A news site can be BOTH.
Imagine if the NYTimes.com put above the fold on its homepage a continously updated list of links to breaking news around the web — and then set the homepage to auto-refresh, like Drudge and Techmeme.
Instead of checking NYTimes.com once or twice a day, I’d probably start checking it constantly… obsessively.
And each time I came… I’d notice any new NYT content, along with new links.
Or what if WashingtonPost.com did the same thing? Instead of going to NYTimes.com by default, I’d probably go to WashingtonPost.com… and NYTimes.com would become just one of the many places that WashingtonPost.com sent me.
Or… what if, Newsweek.com, for example, created this destination for links to news of what’s going in the world? Maybe I’d stop going to either the Post or the Times, because Newsweek would send me to the best stories from both sites… and many more.
Or… what if the Post’s LoudounExtra local site did the national/international news aggregation. Then I could find out what’s going on in the world — from ALL the best sources on the web — AND find out what’s going on in my community, all in one place.
Bottom line is… I’ll ALWAYS go back to the site that constantly updates with links. It’s the way I can derive the most value from the web as a news source.

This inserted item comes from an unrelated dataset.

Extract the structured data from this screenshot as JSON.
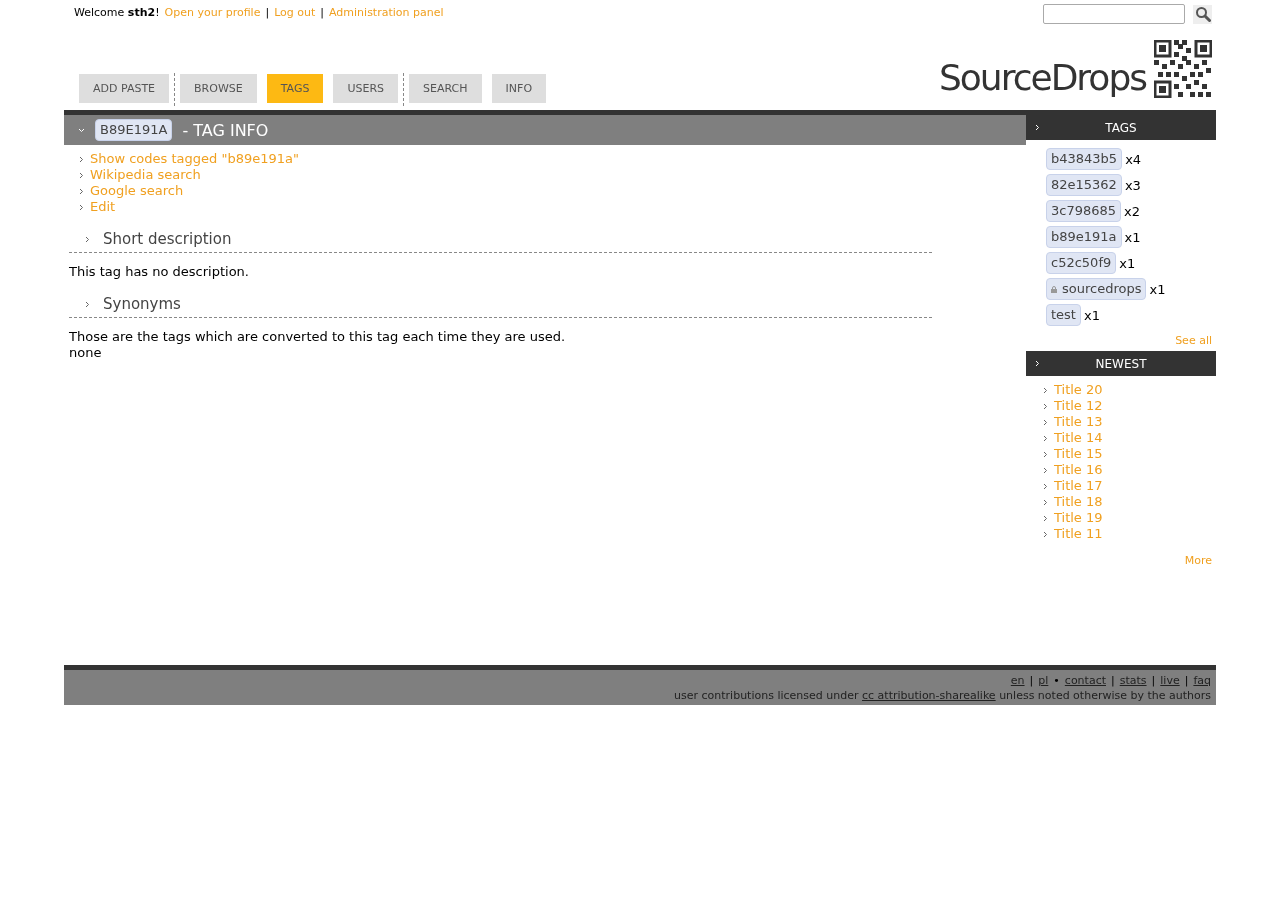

New sites need to ask themselves — how can we create the most value for news consumers on the web? The evidence is pretty darn clear.
So is anybody going to take my advice? The problem is what I’m suggesting runs so completely counter to traditional publishing that many editors would literally have to put their heads on backwards in order to devote a portion of their homepages to news aggregation.
But I still hold out hope the newspaper editors, for example, will come to the realization that in print they are already in the aggregation business — but on the web, they are merely in the content business.
And on the web, as in print, all the economic value is in the aggregation business.
The tools exist for newsrooms to collaborate in creating a continuously updated news aggregation on the homepage — all that’s required is for a news site to decide it makes both editorial and economic sense to be in the aggregation business, to be a starting point for news.
P.S. Just for kicks, here’s the latest Hitwise ranking for news sites — check out Drudge’s market share:
P. P. S. It just occurred to me after posting this why Drudge has such a huge audience — because Drudge has NO COMPETITION!
Geesh. You’d think some highly trusted traditional news brand would roll up their sleaves and take on Drudge.